During a major sports competition, a male sprinter jumped the gun, resulting in a false start and immediate disqualification from the event. His responses included tearing off his sprinter’s bib, writhing on the ground, and weeping in a curled-up position at the side of the track. A female sprinter was running well in her event when she slipped coming over a hurdle on a rain-slicked track and fell to the ground. Her race for all intents and purposes was over, but she got up and finished it with a look of calm determination on her face.
As I considered the contrast between the two athletes’ responses, it occurred to me that the things we truly love can be revealed when we face hard times. The apostle John contrasts love for the world with our love for God. He wrote, “Do not love this world nor the things it offers you, for when you love the world, you do not have the love of the Father in you” (1 John 2:15). “World” is translated from the Greek word kosmos—meaning the evil system that is prevalent in our lives under Satan’s direction (1 John 5:19). It’s not God’s created world that He loves (see “world” in John 3:16).
So what does loving the world include? “Craving physical pleasure,” “craving . . . everything we see,” and “pride in our achievements and possessions” (1 John 2:16). In other words, when we love the stuff of this life more than the One who gave it to us, God’s love isn’t reflected in us. Our behavior, responses, values, and decisions in life—including when we face adversity—will not be pretty.

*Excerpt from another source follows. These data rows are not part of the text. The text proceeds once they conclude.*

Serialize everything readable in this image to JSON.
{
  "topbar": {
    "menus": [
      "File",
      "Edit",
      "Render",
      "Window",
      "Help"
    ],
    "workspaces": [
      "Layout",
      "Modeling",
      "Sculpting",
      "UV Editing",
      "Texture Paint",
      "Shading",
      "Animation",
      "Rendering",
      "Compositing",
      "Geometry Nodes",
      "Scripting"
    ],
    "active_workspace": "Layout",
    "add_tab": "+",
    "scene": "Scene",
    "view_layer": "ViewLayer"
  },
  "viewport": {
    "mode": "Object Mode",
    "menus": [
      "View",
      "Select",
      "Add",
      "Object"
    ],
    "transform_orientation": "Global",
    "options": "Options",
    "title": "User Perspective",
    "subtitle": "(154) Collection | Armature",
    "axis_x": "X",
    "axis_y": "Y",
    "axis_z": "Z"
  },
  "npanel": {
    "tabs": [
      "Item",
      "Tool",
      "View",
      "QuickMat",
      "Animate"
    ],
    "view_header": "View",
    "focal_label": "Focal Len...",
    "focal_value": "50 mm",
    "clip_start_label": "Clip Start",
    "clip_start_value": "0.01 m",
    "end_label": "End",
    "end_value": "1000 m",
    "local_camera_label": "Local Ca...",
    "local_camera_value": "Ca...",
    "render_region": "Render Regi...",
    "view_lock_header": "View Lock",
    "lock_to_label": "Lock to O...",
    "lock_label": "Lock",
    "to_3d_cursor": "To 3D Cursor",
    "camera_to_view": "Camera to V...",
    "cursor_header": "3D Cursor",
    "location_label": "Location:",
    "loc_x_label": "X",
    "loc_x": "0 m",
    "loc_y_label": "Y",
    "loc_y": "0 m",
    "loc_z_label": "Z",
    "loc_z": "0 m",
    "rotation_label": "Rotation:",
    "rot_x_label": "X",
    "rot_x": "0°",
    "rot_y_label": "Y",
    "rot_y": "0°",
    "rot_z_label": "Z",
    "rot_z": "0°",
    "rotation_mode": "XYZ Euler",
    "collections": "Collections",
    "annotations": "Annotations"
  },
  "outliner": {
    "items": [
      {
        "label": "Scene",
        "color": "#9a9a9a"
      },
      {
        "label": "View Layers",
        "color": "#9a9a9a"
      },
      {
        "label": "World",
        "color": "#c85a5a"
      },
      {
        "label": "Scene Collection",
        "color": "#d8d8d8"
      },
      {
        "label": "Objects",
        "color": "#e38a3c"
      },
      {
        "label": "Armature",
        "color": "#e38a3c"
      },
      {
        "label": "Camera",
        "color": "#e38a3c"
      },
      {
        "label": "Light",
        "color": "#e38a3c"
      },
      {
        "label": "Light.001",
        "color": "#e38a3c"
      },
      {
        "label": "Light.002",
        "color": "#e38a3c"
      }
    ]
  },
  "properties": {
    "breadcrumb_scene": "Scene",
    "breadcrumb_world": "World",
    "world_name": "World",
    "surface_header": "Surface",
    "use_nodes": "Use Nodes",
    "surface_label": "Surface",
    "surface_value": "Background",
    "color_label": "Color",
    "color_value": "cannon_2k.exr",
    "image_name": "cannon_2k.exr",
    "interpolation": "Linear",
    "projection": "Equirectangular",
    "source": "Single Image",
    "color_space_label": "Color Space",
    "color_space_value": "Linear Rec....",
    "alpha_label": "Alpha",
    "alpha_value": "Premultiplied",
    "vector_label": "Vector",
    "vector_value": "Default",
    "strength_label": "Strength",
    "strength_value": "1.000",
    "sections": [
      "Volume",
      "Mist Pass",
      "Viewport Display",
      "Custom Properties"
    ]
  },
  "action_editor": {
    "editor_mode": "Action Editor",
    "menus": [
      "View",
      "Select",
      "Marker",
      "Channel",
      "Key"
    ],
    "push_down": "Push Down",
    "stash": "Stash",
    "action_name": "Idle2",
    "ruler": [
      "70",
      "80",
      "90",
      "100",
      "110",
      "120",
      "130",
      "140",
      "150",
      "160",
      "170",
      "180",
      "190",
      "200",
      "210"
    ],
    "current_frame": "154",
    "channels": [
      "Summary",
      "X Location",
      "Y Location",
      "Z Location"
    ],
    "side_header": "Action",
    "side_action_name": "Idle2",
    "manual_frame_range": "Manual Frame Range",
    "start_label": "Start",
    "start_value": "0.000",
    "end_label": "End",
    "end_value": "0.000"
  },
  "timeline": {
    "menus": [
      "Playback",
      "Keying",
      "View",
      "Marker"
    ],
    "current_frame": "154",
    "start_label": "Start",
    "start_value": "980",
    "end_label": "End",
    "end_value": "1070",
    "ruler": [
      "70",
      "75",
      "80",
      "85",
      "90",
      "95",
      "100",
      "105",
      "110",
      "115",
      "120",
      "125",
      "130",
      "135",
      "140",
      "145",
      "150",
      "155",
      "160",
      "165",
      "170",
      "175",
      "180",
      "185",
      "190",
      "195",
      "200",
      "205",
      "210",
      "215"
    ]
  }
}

By God’s grace, we can live out what “pleases” Him (1 John 2:17). As we grasp the far greater love He’s poured out on us, our love for the world will flicker and fade.

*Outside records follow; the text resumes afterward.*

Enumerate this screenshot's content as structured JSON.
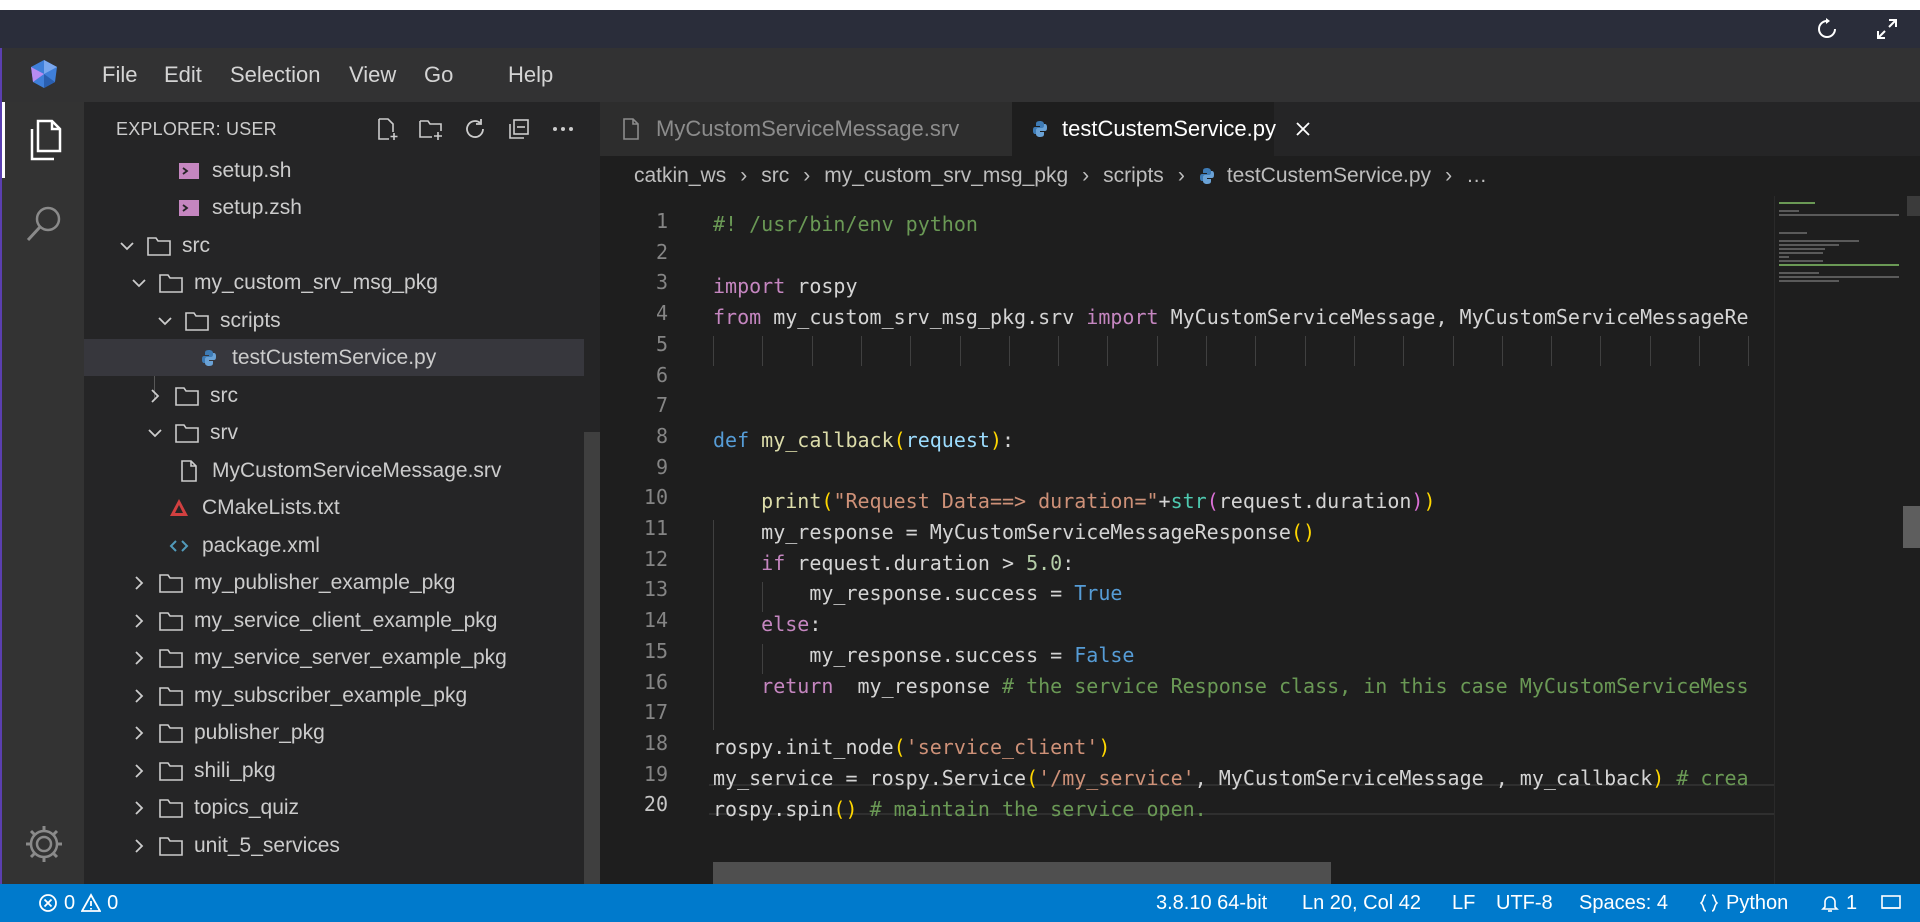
{
  "window": {
    "menu": [
      "File",
      "Edit",
      "Selection",
      "View",
      "Go",
      "Help"
    ],
    "accent_color": "#5b3fb0"
  },
  "activity": {
    "items": [
      "explorer-icon",
      "search-icon"
    ],
    "bottom": "gear-icon"
  },
  "explorer": {
    "title": "EXPLORER: USER",
    "actions": [
      "new-file-icon",
      "new-folder-icon",
      "refresh-icon",
      "collapse-all-icon",
      "more-icon"
    ],
    "tree": [
      {
        "label": "setup.sh",
        "kind": "shell",
        "expanded": null
      },
      {
        "label": "setup.zsh",
        "kind": "shell",
        "expanded": null
      },
      {
        "label": "src",
        "kind": "folder",
        "expanded": true
      },
      {
        "label": "my_custom_srv_msg_pkg",
        "kind": "folder",
        "expanded": true
      },
      {
        "label": "scripts",
        "kind": "folder",
        "expanded": true
      },
      {
        "label": "testCustemService.py",
        "kind": "python",
        "expanded": null,
        "selected": true
      },
      {
        "label": "src",
        "kind": "folder",
        "expanded": false
      },
      {
        "label": "srv",
        "kind": "folder",
        "expanded": true
      },
      {
        "label": "MyCustomServiceMessage.srv",
        "kind": "file",
        "expanded": null
      },
      {
        "label": "CMakeLists.txt",
        "kind": "cmake",
        "expanded": null
      },
      {
        "label": "package.xml",
        "kind": "xml",
        "expanded": null
      },
      {
        "label": "my_publisher_example_pkg",
        "kind": "folder",
        "expanded": false
      },
      {
        "label": "my_service_client_example_pkg",
        "kind": "folder",
        "expanded": false
      },
      {
        "label": "my_service_server_example_pkg",
        "kind": "folder",
        "expanded": false
      },
      {
        "label": "my_subscriber_example_pkg",
        "kind": "folder",
        "expanded": false
      },
      {
        "label": "publisher_pkg",
        "kind": "folder",
        "expanded": false
      },
      {
        "label": "shili_pkg",
        "kind": "folder",
        "expanded": false
      },
      {
        "label": "topics_quiz",
        "kind": "folder",
        "expanded": false
      },
      {
        "label": "unit_5_services",
        "kind": "folder",
        "expanded": false
      }
    ]
  },
  "tabs": [
    {
      "label": "MyCustomServiceMessage.srv",
      "active": false
    },
    {
      "label": "testCustemService.py",
      "active": true
    }
  ],
  "breadcrumbs": [
    "catkin_ws",
    "src",
    "my_custom_srv_msg_pkg",
    "scripts",
    "testCustemService.py",
    "…"
  ],
  "editor": {
    "current_line": 20,
    "line_numbers": [
      "1",
      "2",
      "3",
      "4",
      "5",
      "6",
      "7",
      "8",
      "9",
      "10",
      "11",
      "12",
      "13",
      "14",
      "15",
      "16",
      "17",
      "18",
      "19",
      "20"
    ]
  },
  "status": {
    "errors": "0",
    "warnings": "0",
    "interpreter": "3.8.10 64-bit",
    "position": "Ln 20, Col 42",
    "eol": "LF",
    "encoding": "UTF-8",
    "indent": "Spaces: 4",
    "language": "Python",
    "notifications": "1",
    "color": "#007acc"
  }
}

NLT 365-day reading plan passage for today: Mark 1:16-39
Read James 4:4 and consider what it means to be friends with the world.

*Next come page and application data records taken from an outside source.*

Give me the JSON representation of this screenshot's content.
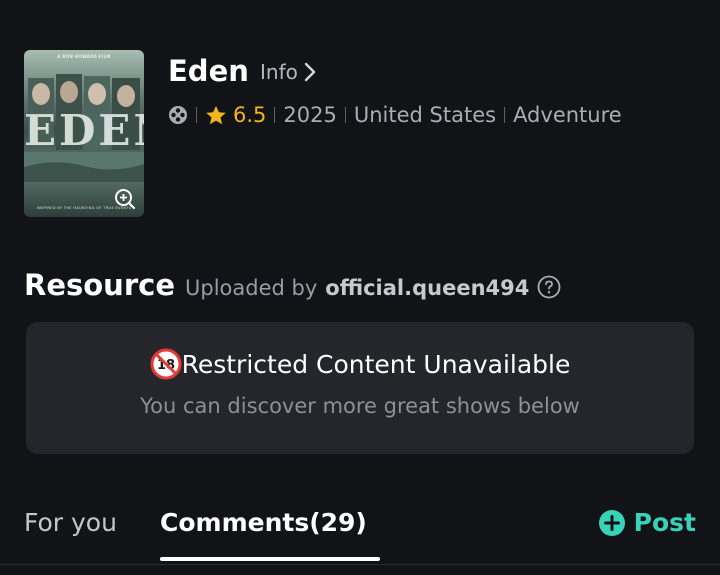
{
  "movie": {
    "title": "Eden",
    "info_link": "Info",
    "rating": "6.5",
    "year": "2025",
    "country": "United States",
    "genre": "Adventure",
    "poster": {
      "credit": "A RON HOWARD FILM",
      "title_text": "EDEN",
      "tagline": "INSPIRED BY THE HAUNTING OF TRUE EVENTS"
    }
  },
  "resource": {
    "title": "Resource",
    "uploaded_by_label": "Uploaded by",
    "uploader": "official.queen494"
  },
  "restricted": {
    "title": "Restricted Content Unavailable",
    "subtitle": "You can discover more great shows below"
  },
  "tabs": {
    "for_you": "For you",
    "comments": "Comments(29)",
    "post": "Post"
  },
  "colors": {
    "background": "#121317",
    "card": "#25262b",
    "rating": "#f2b51d",
    "post_accent": "#38d2b8"
  },
  "icons": {
    "info_chevron": "chevron-right-icon",
    "film_reel": "film-reel-icon",
    "rating_star": "star-icon",
    "zoom": "zoom-in-icon",
    "help": "question-circle-icon",
    "restricted": "no-18-icon",
    "post": "plus-circle-icon"
  }
}
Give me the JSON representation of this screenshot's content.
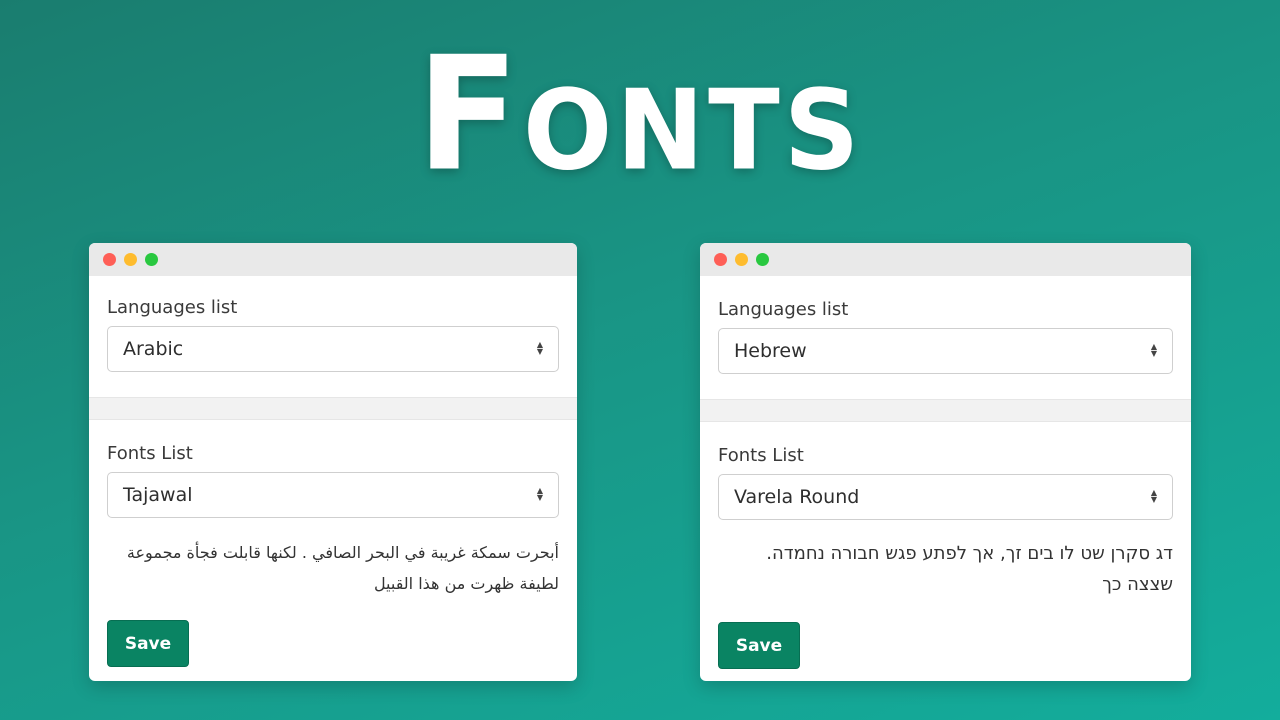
{
  "hero": {
    "title": "Fonts"
  },
  "colors": {
    "background_start": "#1a7d6f",
    "background_end": "#13ad9c",
    "save_button": "#0a8463",
    "dot_red": "#fe5f57",
    "dot_yellow": "#febc2e",
    "dot_green": "#29c840"
  },
  "windows": [
    {
      "languages_label": "Languages list",
      "language_value": "Arabic",
      "fonts_label": "Fonts List",
      "font_value": "Tajawal",
      "sample_text": "أبحرت سمكة غريبة في البحر الصافي . لكنها قابلت فجأة مجموعة لطيفة ظهرت من هذا القبيل",
      "save_label": "Save"
    },
    {
      "languages_label": "Languages list",
      "language_value": "Hebrew",
      "fonts_label": "Fonts List",
      "font_value": "Varela Round",
      "sample_text": "דג סקרן שט לו בים זך, אך לפתע פגש חבורה נחמדה. שצצה כך",
      "save_label": "Save"
    }
  ]
}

What does it look like when you love the world more than you love God? How does your love for Him affect the way you face hard times?